Allowing the users to run the software themselves is an important feature for both an open source or a commercial product. Given the nature of the tool, it requires far-reaching access to source code. This might be an acceptable risk for open source or side projects. But others might want to run the software themselves to ensure only they have access to their code.
Self-hosting limits how the application can be built. A monolith is better than a complex microservice architecture. A widely available database like PostgreSQL better than vendor-dependent solutions like DynamoDB. Both make it easier for someone else to pick up the product and deploy it to their own infrastructure.
Graphical User Interface
A graphical user interface can greatly improve the configuration of the software. It shortens the feedback loop, and can highlight information when it is relevant to the user. For example, validations can catch mistakes in real-time. The user no longer has to wait for the software to run and report an issue. And the UI can surface features that the user might not even know existed.
A UI also makes it possible to manage workflows across repositories.
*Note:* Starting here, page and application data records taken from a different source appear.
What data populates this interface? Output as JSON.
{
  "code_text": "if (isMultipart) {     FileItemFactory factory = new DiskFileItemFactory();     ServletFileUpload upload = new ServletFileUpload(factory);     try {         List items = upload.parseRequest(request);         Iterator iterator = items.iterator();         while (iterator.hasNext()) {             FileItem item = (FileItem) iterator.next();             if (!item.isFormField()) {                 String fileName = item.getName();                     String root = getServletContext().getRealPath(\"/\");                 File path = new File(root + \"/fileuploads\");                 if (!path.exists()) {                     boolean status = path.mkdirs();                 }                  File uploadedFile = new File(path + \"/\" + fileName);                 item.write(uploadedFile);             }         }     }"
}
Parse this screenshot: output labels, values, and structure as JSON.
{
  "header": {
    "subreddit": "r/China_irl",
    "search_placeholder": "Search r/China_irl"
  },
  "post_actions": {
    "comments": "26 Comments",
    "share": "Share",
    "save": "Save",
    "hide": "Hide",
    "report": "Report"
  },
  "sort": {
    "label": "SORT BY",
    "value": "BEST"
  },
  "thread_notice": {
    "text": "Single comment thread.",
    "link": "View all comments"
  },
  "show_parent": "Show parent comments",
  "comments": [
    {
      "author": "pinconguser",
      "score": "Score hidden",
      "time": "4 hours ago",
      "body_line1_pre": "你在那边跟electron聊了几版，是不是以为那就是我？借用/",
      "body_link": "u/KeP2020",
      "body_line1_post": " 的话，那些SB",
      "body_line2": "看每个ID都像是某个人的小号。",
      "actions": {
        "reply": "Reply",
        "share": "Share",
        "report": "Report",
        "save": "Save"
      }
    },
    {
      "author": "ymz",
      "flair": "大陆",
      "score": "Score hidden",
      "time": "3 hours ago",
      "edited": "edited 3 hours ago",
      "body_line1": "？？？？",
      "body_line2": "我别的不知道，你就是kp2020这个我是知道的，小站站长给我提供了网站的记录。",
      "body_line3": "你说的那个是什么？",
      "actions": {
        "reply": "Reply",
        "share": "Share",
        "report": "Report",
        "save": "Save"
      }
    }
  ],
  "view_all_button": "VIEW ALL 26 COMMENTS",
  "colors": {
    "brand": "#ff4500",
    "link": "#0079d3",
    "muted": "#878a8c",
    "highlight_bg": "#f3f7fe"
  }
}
Instead of having to copy configuration files, a user can simply click a button to add or remove a workflow from a repository. When viewing a workflow, a user can quickly see where it is being used. This is especially valuable for larger organizations with many repositories.
Triggers, conditions, and actions will probably be hard-coded in the first version of the product. Users can combine them in workflows, but they cannot define their own. This should be fine for most projects, but power users will run into limitations. Since this is a product for developers, it is only logical to allow them to create their own actions.
How to execute custom code in a safe and responsible way, I don't know. This makes this a feature for later.
Most of the requirements and constraints don't matter for the technical architecture. The idea is generic enough that it can be implemented with any web framework, be it in Ruby, Rust, or Node. Some things will be easier in one tool compared to the others, but overall it balances out.
To me, the biggest challenge is building a secure product that follows the platform guidelines.
On GitHub, for example, it is convention to have the configuration as code in the repository. This works well for workflows that only touch a single repository. But what about organization-wide automation? Where does their configuration go?
Another concern is honoring access controls. A company might use code reviews to enforce the four-eyes principle. What does this mean for workflows that are created outside of GitHub or GitLab? Do they need to be reviewed as well? Does every execution of a workflow need to be reviewed?
These are far more challenging questions than the technical implementation. These kinds of questions are probably the reason we have so much configuration-as-code now. Adding a workflow to the configuration file automatically follows the same process as any other code change.
Goals for Today
I will be spending the rest of the day thinking about the questions above. Configuration-as-code seems like absolutely the right path for a variety of reasons. But the whole project was started because managing files across repositories is painful. So how would a good user experience look like?
There are two ideas specifically that I want to explore. The first is centralizing the configuration somewhere, for example in a dedicated repository. The other using the automation I am building to also manage the configuration.
Day 2 will be a tough one.